The town and port of Seaham Harbour was founded at Dawdon in 1828 and a new parish was created out of old St. Andrew’s in 1845 to cater for the great increase in population. Seaham Harbour’s records for the period 1828-45 therefore are included in the registers of St. Andrews. Murton Colliery, originally called Dalton New Winning, was sunk between 1838 and 1843 but the new community which evolved did not receive its own Anglican church chapel until 1875. Murton’s records before that year are included in the St. Andrew’s registers. Since 1875 St. Andrew’s has been the parish church for only the two small communities of Dalton-le-Dale and Cold Hesledon. Today ‘events’ (baptisms, banns, marriages and burials) at St. Andrew’s are exceedingly rare and it has the status of a chapel-of-ease (i.e., a part-time church) for its ‘parent’ church at Murton. The vicar of Murton is also the vicar of Dalton-le-Dale.
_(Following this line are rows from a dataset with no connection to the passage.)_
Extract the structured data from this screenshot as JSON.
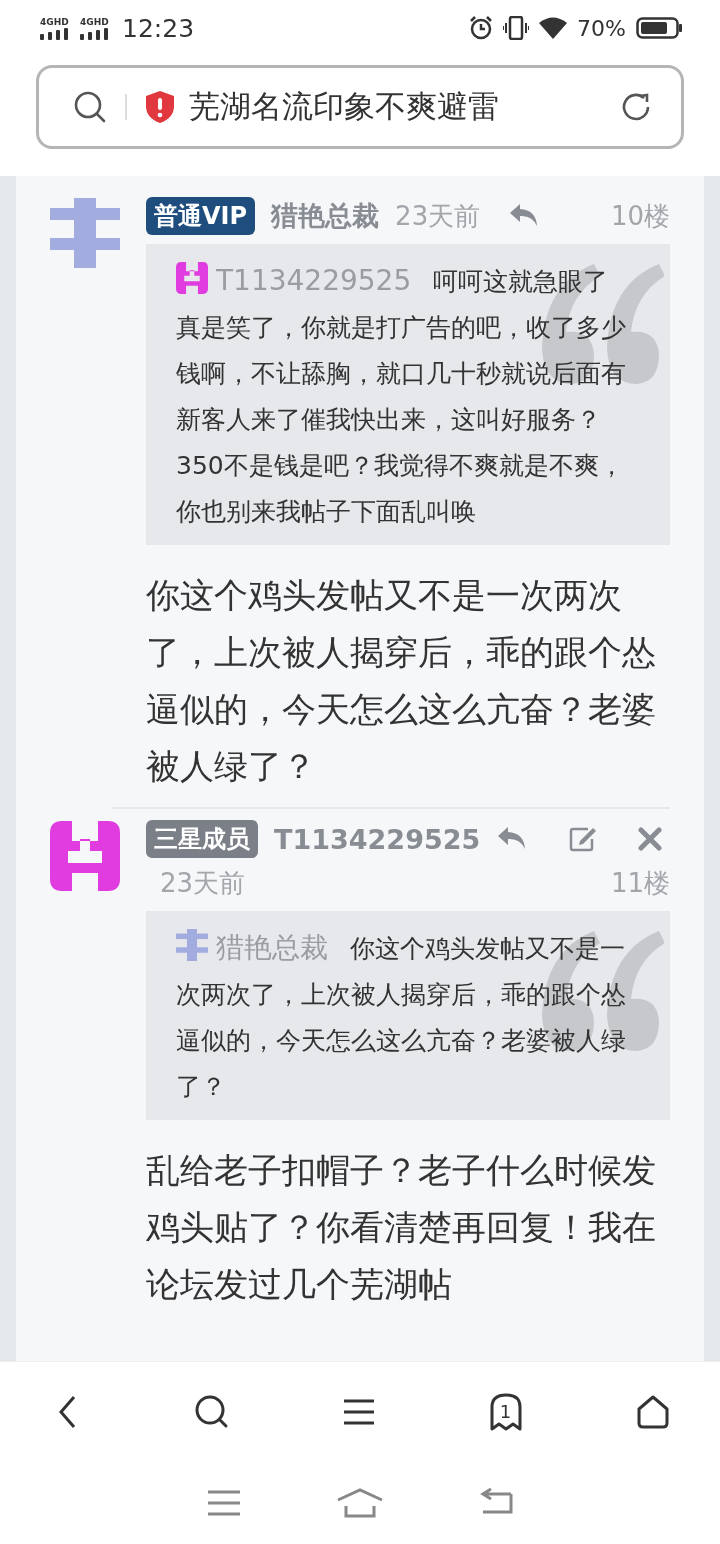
{
  "status_bar": {
    "networks": [
      "4GHD",
      "4GHD"
    ],
    "time": "12:23",
    "battery": "70%"
  },
  "address_bar": {
    "title": "芜湖名流印象不爽避雷"
  },
  "posts": [
    {
      "avatar": {
        "kind": "bars",
        "color": "#a3acdf"
      },
      "badge": {
        "label": "普通VIP",
        "color": "#1f4e7e"
      },
      "author": "猎艳总裁",
      "time": "23天前",
      "actions": [
        {
          "kind": "reply"
        }
      ],
      "floor": "10楼",
      "quote": {
        "avatar": {
          "kind": "cross",
          "color": "#e03ce0"
        },
        "author": "T1134229525",
        "text": "呵呵这就急眼了真是笑了，你就是打广告的吧，收了多少钱啊，不让舔胸，就口几十秒就说后面有新客人来了催我快出来，这叫好服务？350不是钱是吧？我觉得不爽就是不爽，你也别来我帖子下面乱叫唤"
      },
      "body": "你这个鸡头发帖又不是一次两次了，上次被人揭穿后，乖的跟个怂逼似的，今天怎么这么亢奋？老婆被人绿了？"
    },
    {
      "avatar": {
        "kind": "cross",
        "color": "#e03ce0"
      },
      "badge": {
        "label": "三星成员",
        "color": "#7b8088"
      },
      "author": "T1134229525",
      "time": "23天前",
      "actions": [
        {
          "kind": "reply"
        },
        {
          "kind": "edit"
        },
        {
          "kind": "delete"
        }
      ],
      "floor": "11楼",
      "quote": {
        "avatar": {
          "kind": "bars",
          "color": "#a3acdf"
        },
        "author": "猎艳总裁",
        "text": "你这个鸡头发帖又不是一次两次了，上次被人揭穿后，乖的跟个怂逼似的，今天怎么这么亢奋？老婆被人绿了？"
      },
      "body": "乱给老子扣帽子？老子什么时候发鸡头贴了？你看清楚再回复！我在论坛发过几个芜湖帖"
    }
  ],
  "toolbar": {
    "tab_count": "1"
  }
}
One entry in the baptismal registers in April 1857 is worthy of particular notice. A Margaret Jane Mowbray was christened whose parents were given as William and Mary Ann of Murton. The mother is better known to history as Mary Ann Cotton (her fourth and bigamous husband was Frederick Cotton), Great Britain’s alleged most prolific murderer, who is credited by some authorities with some 21 killings, one of whom was the child Margaret Jane Mowbray. Mary Ann Cotton was executed at Durham Gaol in March 1873 for one murder she definitely did do – that of her stepson Charles Edward Cotton at West Auckland.

By 1911 the population of Dalton-le-Dale had risen to 472. It has remained more or less stable ever since. There is little left of the old village. Most of the older housing was swept away in the 1950s and 60s. One of the most distinguished Dalton-le-Dale residents was the late Tom MacNee, co-author (with David Angus) of ‘Seaham – the First 100 Years’ and ‘The Changing Face of Seaham’. See those two books for more information about the village.

— by Tony Whitehead